> _Required work_
Reproduce the records below exactly as they appear.

> _Records to process_
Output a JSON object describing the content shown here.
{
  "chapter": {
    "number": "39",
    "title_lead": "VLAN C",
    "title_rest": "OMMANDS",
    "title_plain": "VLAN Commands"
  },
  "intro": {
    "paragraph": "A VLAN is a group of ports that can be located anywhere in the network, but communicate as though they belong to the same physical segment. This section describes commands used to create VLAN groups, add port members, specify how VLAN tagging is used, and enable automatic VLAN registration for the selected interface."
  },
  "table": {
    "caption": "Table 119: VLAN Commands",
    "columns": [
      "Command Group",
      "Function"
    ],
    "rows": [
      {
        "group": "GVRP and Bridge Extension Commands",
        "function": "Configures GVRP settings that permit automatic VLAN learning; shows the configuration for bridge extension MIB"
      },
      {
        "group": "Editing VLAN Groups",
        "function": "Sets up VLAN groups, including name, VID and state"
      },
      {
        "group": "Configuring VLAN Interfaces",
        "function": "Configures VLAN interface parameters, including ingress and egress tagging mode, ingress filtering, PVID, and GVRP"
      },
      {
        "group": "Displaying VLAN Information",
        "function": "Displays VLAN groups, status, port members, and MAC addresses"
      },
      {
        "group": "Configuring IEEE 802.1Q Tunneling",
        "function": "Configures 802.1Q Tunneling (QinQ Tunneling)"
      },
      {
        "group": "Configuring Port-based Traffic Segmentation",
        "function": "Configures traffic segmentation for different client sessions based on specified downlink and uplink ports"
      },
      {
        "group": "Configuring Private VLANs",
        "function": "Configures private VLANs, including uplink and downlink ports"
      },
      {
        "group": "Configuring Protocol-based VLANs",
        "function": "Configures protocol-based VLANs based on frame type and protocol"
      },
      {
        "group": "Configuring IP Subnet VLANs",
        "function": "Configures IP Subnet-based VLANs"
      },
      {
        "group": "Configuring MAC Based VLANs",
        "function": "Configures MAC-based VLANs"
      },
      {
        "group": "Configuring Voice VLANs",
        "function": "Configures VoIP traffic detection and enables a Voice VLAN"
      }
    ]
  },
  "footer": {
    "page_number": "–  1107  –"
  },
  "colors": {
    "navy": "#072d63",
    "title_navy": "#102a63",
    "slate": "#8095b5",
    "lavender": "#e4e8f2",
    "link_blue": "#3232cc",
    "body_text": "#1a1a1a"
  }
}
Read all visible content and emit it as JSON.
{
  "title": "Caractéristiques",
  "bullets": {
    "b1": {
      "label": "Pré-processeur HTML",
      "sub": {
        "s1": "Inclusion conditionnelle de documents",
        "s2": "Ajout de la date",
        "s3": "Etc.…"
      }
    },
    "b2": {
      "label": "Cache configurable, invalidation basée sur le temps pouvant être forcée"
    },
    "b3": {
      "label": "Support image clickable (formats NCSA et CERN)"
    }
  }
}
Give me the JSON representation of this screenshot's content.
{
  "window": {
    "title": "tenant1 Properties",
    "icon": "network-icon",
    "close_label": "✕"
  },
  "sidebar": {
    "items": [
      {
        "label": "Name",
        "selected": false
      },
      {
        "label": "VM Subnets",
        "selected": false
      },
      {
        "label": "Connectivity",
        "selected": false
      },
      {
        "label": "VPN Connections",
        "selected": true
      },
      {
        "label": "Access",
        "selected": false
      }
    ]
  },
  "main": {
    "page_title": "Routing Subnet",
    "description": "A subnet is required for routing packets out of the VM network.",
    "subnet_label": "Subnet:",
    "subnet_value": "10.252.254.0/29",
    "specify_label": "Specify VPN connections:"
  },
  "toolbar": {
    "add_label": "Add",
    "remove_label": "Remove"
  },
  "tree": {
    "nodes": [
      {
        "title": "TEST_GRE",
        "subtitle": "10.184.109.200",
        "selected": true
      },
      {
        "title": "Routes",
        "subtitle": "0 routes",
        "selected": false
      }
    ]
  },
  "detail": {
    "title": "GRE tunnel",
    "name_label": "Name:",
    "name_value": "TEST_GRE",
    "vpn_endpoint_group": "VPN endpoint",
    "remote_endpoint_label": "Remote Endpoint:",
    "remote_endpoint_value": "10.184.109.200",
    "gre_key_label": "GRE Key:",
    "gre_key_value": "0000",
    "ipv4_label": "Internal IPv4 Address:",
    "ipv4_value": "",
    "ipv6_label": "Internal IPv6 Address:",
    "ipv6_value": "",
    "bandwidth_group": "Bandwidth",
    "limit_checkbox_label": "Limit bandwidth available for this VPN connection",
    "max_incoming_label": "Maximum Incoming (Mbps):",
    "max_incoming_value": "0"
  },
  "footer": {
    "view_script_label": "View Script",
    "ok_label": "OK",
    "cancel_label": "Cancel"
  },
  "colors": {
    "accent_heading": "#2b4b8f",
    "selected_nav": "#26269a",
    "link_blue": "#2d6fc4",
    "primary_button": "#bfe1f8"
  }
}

> _Solution to the exercise_
Output a JSON object describing the content shown here.
{
  "chapter": {
    "number": "39",
    "title_lead": "VLAN C",
    "title_rest": "OMMANDS",
    "title_plain": "VLAN Commands"
  },
  "intro": {
    "paragraph": "A VLAN is a group of ports that can be located anywhere in the network, but communicate as though they belong to the same physical segment. This section describes commands used to create VLAN groups, add port members, specify how VLAN tagging is used, and enable automatic VLAN registration for the selected interface."
  },
  "table": {
    "caption": "Table 119: VLAN Commands",
    "columns": [
      "Command Group",
      "Function"
    ],
    "rows": [
      {
        "group": "GVRP and Bridge Extension Commands",
        "function": "Configures GVRP settings that permit automatic VLAN learning; shows the configuration for bridge extension MIB"
      },
      {
        "group": "Editing VLAN Groups",
        "function": "Sets up VLAN groups, including name, VID and state"
      },
      {
        "group": "Configuring VLAN Interfaces",
        "function": "Configures VLAN interface parameters, including ingress and egress tagging mode, ingress filtering, PVID, and GVRP"
      },
      {
        "group": "Displaying VLAN Information",
        "function": "Displays VLAN groups, status, port members, and MAC addresses"
      },
      {
        "group": "Configuring IEEE 802.1Q Tunneling",
        "function": "Configures 802.1Q Tunneling (QinQ Tunneling)"
      },
      {
        "group": "Configuring Port-based Traffic Segmentation",
        "function": "Configures traffic segmentation for different client sessions based on specified downlink and uplink ports"
      },
      {
        "group": "Configuring Private VLANs",
        "function": "Configures private VLANs, including uplink and downlink ports"
      },
      {
        "group": "Configuring Protocol-based VLANs",
        "function": "Configures protocol-based VLANs based on frame type and protocol"
      },
      {
        "group": "Configuring IP Subnet VLANs",
        "function": "Configures IP Subnet-based VLANs"
      },
      {
        "group": "Configuring MAC Based VLANs",
        "function": "Configures MAC-based VLANs"
      },
      {
        "group": "Configuring Voice VLANs",
        "function": "Configures VoIP traffic detection and enables a Voice VLAN"
      }
    ]
  },
  "footer": {
    "page_number": "–  1107  –"
  },
  "colors": {
    "navy": "#072d63",
    "title_navy": "#102a63",
    "slate": "#8095b5",
    "lavender": "#e4e8f2",
    "link_blue": "#3232cc",
    "body_text": "#1a1a1a"
  }
}
Read all visible content and emit it as JSON.
{
  "title": "Caractéristiques",
  "bullets": {
    "b1": {
      "label": "Pré-processeur HTML",
      "sub": {
        "s1": "Inclusion conditionnelle de documents",
        "s2": "Ajout de la date",
        "s3": "Etc.…"
      }
    },
    "b2": {
      "label": "Cache configurable, invalidation basée sur le temps pouvant être forcée"
    },
    "b3": {
      "label": "Support image clickable (formats NCSA et CERN)"
    }
  }
}
Give me the JSON representation of this screenshot's content.
{
  "window": {
    "title": "tenant1 Properties",
    "icon": "network-icon",
    "close_label": "✕"
  },
  "sidebar": {
    "items": [
      {
        "label": "Name",
        "selected": false
      },
      {
        "label": "VM Subnets",
        "selected": false
      },
      {
        "label": "Connectivity",
        "selected": false
      },
      {
        "label": "VPN Connections",
        "selected": true
      },
      {
        "label": "Access",
        "selected": false
      }
    ]
  },
  "main": {
    "page_title": "Routing Subnet",
    "description": "A subnet is required for routing packets out of the VM network.",
    "subnet_label": "Subnet:",
    "subnet_value": "10.252.254.0/29",
    "specify_label": "Specify VPN connections:"
  },
  "toolbar": {
    "add_label": "Add",
    "remove_label": "Remove"
  },
  "tree": {
    "nodes": [
      {
        "title": "TEST_GRE",
        "subtitle": "10.184.109.200",
        "selected": true
      },
      {
        "title": "Routes",
        "subtitle": "0 routes",
        "selected": false
      }
    ]
  },
  "detail": {
    "title": "GRE tunnel",
    "name_label": "Name:",
    "name_value": "TEST_GRE",
    "vpn_endpoint_group": "VPN endpoint",
    "remote_endpoint_label": "Remote Endpoint:",
    "remote_endpoint_value": "10.184.109.200",
    "gre_key_label": "GRE Key:",
    "gre_key_value": "0000",
    "ipv4_label": "Internal IPv4 Address:",
    "ipv4_value": "",
    "ipv6_label": "Internal IPv6 Address:",
    "ipv6_value": "",
    "bandwidth_group": "Bandwidth",
    "limit_checkbox_label": "Limit bandwidth available for this VPN connection",
    "max_incoming_label": "Maximum Incoming (Mbps):",
    "max_incoming_value": "0"
  },
  "footer": {
    "view_script_label": "View Script",
    "ok_label": "OK",
    "cancel_label": "Cancel"
  },
  "colors": {
    "accent_heading": "#2b4b8f",
    "selected_nav": "#26269a",
    "link_blue": "#2d6fc4",
    "primary_button": "#bfe1f8"
  }
}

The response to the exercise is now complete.